**MATERIAL SHOWN**
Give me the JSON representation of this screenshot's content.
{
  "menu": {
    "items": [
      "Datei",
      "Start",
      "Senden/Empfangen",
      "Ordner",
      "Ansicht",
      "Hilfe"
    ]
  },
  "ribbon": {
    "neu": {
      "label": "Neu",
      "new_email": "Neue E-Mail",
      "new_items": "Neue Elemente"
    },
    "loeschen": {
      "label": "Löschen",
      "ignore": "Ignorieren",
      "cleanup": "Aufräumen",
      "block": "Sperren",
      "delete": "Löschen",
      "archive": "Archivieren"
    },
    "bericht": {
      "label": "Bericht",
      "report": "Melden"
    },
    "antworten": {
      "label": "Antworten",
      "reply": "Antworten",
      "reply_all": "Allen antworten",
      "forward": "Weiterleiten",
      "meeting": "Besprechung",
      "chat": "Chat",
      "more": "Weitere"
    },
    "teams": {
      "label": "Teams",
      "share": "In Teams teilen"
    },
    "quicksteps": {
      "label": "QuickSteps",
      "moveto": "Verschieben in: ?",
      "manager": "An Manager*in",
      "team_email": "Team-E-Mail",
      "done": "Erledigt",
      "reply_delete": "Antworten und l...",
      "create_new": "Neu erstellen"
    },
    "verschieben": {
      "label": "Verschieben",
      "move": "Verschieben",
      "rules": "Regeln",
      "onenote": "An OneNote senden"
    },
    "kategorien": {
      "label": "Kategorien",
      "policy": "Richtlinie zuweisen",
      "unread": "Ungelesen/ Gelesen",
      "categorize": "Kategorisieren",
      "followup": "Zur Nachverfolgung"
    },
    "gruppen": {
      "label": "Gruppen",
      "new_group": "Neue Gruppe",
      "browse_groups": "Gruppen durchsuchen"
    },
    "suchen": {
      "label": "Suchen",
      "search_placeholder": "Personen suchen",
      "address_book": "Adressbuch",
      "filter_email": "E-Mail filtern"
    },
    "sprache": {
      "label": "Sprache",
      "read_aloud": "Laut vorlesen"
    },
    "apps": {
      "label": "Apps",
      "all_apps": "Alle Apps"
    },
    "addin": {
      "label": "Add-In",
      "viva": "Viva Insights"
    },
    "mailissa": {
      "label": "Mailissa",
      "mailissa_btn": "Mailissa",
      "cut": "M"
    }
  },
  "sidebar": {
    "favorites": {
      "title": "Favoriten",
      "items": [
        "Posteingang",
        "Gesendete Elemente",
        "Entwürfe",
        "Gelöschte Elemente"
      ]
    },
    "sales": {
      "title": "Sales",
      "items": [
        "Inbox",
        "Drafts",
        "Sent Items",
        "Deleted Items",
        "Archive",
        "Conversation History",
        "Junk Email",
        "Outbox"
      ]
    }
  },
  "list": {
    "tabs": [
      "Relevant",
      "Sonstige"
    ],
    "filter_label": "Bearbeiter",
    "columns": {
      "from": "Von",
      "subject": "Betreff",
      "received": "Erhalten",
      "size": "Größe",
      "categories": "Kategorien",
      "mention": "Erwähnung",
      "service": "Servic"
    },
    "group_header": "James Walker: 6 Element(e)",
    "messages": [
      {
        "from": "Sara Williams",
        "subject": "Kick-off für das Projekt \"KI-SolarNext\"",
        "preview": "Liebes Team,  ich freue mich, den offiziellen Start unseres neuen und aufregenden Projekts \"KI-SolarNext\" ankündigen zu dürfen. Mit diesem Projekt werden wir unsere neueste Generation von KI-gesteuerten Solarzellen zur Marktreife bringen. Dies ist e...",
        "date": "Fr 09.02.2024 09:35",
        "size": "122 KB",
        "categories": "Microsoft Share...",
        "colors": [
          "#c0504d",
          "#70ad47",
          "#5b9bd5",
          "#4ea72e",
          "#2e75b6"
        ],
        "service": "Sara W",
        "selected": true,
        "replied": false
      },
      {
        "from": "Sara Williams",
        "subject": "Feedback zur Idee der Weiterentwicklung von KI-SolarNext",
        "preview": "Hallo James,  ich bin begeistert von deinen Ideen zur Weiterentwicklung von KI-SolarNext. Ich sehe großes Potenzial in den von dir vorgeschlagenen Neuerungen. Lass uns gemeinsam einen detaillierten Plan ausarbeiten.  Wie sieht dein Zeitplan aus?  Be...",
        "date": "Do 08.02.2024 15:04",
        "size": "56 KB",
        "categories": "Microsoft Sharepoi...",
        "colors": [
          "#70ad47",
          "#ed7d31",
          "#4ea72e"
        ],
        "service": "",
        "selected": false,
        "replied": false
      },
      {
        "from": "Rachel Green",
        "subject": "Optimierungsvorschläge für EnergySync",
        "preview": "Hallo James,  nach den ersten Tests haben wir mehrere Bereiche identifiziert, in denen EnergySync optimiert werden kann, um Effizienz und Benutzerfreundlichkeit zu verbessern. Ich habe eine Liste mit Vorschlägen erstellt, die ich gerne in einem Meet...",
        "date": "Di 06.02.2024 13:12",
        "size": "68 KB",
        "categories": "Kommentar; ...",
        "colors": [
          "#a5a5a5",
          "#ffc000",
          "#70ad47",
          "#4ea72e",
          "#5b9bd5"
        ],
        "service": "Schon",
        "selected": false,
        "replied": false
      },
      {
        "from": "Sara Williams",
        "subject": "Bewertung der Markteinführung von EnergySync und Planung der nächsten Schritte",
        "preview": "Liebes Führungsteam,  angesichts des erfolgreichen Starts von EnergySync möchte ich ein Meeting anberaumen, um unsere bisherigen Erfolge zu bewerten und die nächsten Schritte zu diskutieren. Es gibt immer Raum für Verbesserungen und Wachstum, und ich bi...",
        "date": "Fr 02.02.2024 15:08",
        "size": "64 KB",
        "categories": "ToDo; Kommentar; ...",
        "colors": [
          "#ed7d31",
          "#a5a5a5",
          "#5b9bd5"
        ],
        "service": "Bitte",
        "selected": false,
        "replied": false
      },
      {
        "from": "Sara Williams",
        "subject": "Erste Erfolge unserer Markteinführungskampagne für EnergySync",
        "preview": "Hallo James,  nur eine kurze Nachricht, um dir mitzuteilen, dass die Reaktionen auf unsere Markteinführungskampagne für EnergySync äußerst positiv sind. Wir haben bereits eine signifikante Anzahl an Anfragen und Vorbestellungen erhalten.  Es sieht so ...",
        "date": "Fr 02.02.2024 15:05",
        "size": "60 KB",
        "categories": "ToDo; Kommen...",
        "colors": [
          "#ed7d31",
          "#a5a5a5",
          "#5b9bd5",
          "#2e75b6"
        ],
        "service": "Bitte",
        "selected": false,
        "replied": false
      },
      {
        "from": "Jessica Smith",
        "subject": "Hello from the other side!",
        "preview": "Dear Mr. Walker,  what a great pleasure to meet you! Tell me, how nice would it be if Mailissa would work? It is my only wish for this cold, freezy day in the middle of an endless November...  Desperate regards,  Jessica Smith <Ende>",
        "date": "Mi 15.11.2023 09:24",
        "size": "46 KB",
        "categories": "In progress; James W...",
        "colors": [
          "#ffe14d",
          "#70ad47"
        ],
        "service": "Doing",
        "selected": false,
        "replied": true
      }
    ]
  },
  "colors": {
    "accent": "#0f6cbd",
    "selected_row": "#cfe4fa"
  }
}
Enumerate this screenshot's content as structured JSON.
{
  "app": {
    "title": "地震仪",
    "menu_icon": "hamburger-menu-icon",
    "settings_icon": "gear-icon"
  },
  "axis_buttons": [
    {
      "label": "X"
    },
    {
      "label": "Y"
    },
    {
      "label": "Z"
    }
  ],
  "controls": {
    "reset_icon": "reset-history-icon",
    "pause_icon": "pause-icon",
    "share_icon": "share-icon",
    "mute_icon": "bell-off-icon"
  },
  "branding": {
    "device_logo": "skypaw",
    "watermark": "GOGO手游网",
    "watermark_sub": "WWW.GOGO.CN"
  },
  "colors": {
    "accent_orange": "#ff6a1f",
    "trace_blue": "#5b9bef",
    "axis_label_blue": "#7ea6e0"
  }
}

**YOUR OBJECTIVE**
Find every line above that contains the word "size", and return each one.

**RESULT OF THIS TASK**
      "size": "Größe",
        "size": "122 KB",
        "size": "56 KB",
        "size": "68 KB",
        "size": "64 KB",
        "size": "60 KB",
        "size": "46 KB",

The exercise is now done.